Post on Mar 19, 2007 by Amy Miller
A friend who is an aficionado of classical music described rock and roll as "a man who got on his horse and rode off in all directions. In my version of the saying, about climate change and our dependence on fossil fuels, I think we all need to get on our horses and ride off [...]
Post on Mar 09, 2007 by Jim Gunshinan
Video games are becoming so popular that last year’s sales in the U.S. surpassed movie ticket revenue. And as their popularity increases, the almost 50 million people that are living with a disability in the U.S. are wanting a voice in how the games are designed. At the San Francisco Game Developers Conference, developers are [...]
Post on Mar 09, 2007 by Amy Standen
Video games are becoming so popular that last year's sales in the U.S. surpassed movie ticket revenue. The almost 50 million people that are living with a disability in the U.S. are wanting a voice in how the games are designed.
State transportation planners have nearly finished designing a high-tech bullet train system that would take passengers from San Francisco to Los Angeles in two hours at 220 mph — faster than a Ferrari. But will California voters pay for it?
A little-known state agency is drawing up a plan to radically reshape California's transportation system by constructing a 700-mile long high-speed rail system that would send sleek bullet trains whizzing at speeds of up to 220 mph from San Francisco to Los Angeles within a decade. The $37 billion idea is to stay ahead of [...]
Post on Feb 27, 2007 by Chris Bauer
Whenever I talk about my astronomy research, I realize that for most people, the fascination begins with star-gazing. I can't say that I know much about the constellations (I do recognize the Big Dipper and Orion, and that’s about it) but it is a constant reminder of how little most people know what they are [...]
Post on Feb 26, 2007 by Kyle S. Dawson
I've had all seven sacraments of the Catholic Church. I almost died when I was a baby and had the Last Rites before its name was changed to the Sacrament of the Sick. I was baptized, made my first confession when I was in second grade and during the rest of elementary school at St. [...]
Post on Feb 23, 2007 by Jim Gunshinan
Silicon Valley investors are betting that clean power is the Valley's next boom. With solar and other alternative energy industries evolving into big business, how are the faces of the environmental movement changing? You may listen the “Investing in Clean Tech” Radio report online. Amy Standen is a Reporter for QUEST and Radio News at [...]
Post on Feb 23, 2007 by Amy Standen
Silicon Valley investors are betting that clean power is the Valley's next boom. With solar and other alternative energy industries evolving into big business, how are the faces of the environmental movement changing?
Climb into a black car on a hot day and you can feel a key principle of physics at work: dark colors retain heat. Now magnify that across an entire city of asphalt roofs, blacktop roads and parking lots–and you have what scientists call an "urban heat island;" an effect that triggers a vicious cycle [...]

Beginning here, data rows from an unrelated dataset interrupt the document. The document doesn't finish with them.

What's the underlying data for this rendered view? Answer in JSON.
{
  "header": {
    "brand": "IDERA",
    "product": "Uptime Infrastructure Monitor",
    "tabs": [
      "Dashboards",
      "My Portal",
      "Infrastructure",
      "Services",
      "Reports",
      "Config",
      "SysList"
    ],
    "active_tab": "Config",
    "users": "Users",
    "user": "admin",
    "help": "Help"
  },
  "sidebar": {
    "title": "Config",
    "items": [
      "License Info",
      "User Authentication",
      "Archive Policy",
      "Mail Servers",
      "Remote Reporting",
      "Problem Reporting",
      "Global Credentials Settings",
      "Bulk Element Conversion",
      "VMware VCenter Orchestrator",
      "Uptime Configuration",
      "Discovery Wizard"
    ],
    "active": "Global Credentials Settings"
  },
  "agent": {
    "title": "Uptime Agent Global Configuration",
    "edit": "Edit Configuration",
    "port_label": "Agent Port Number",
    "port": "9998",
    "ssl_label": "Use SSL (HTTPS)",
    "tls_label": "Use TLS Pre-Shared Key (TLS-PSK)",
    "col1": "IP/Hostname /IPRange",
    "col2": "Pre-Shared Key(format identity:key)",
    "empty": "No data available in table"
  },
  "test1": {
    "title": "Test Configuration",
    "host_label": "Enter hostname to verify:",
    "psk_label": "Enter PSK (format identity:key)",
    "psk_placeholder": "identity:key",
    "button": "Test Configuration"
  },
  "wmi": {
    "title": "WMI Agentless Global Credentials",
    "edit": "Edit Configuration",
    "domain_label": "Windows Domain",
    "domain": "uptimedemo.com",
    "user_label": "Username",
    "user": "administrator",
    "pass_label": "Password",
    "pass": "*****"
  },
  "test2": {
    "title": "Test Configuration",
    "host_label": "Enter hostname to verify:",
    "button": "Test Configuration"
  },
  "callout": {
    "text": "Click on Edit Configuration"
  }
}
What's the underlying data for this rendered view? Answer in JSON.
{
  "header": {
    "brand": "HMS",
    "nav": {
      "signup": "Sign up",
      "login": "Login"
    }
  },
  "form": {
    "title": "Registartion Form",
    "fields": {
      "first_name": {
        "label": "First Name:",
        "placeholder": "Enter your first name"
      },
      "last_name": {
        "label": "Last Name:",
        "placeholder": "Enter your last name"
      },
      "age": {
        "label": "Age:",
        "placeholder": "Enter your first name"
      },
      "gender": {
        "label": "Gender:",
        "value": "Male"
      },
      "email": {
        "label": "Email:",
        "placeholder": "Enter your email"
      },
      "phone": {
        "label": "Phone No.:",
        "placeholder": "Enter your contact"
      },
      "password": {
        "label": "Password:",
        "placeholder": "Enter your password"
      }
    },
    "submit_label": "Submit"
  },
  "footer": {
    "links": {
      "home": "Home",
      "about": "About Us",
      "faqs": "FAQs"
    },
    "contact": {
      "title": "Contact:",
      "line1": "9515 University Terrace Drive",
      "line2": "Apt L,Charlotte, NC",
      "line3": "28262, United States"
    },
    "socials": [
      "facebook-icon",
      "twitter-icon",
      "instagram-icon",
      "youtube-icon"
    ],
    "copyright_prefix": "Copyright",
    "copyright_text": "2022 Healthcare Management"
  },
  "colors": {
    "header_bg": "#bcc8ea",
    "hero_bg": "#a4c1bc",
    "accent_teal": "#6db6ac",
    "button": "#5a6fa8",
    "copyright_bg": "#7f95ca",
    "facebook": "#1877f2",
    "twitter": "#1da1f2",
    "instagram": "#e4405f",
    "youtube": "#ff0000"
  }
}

Post on Feb 16, 2007 by Andrea Kissack
A group of Bay Area engineers is trying to launch a green car revolution at 100 mpg by souping up Toyota's Prius. The holy grail of their "plug-in hybrids:" less smog, less global warming and a cure for America's oil addiction.